(What you need to do): Count each line below that has the word "icon" in it, and give only the total.

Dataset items
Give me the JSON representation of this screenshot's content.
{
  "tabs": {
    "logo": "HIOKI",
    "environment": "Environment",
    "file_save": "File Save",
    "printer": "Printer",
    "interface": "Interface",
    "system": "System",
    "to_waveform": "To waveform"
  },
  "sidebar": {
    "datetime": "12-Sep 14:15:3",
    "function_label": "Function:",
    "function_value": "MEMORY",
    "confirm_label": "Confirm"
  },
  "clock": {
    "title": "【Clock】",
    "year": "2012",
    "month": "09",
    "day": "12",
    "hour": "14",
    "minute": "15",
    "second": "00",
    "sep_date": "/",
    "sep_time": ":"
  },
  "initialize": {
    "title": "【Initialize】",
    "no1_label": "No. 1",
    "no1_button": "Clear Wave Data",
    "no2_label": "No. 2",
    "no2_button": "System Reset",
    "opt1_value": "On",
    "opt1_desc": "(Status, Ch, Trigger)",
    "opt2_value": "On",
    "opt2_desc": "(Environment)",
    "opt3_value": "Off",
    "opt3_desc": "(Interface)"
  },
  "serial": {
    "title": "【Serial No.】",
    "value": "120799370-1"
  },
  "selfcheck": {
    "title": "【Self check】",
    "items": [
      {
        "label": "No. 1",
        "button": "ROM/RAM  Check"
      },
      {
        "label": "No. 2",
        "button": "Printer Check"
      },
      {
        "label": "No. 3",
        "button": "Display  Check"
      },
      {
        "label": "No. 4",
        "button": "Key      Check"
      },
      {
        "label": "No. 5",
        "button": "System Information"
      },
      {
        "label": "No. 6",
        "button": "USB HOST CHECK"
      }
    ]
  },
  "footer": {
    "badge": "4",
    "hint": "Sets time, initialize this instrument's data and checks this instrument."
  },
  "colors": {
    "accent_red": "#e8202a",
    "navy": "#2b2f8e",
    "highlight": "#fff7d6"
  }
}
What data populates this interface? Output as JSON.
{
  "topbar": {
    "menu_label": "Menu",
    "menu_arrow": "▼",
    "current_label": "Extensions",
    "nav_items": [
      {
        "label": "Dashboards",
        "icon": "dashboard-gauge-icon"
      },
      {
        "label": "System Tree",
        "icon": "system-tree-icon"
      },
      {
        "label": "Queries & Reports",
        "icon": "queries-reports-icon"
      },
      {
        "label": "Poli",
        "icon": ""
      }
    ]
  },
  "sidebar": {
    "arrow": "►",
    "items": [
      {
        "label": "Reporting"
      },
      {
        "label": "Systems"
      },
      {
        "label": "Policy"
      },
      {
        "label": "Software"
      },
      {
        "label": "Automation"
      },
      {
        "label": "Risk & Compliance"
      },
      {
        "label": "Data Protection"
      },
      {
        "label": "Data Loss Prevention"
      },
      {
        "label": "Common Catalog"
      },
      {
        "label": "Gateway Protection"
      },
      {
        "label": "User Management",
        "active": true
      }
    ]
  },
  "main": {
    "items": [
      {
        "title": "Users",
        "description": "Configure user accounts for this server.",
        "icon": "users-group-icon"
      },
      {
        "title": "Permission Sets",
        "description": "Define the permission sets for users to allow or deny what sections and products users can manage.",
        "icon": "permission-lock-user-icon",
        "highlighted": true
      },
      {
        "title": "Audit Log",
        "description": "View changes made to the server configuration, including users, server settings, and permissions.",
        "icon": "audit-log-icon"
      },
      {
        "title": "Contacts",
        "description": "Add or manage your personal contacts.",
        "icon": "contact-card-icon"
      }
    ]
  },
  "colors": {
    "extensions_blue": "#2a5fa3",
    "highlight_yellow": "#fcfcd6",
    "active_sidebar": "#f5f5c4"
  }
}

(Answer section): 8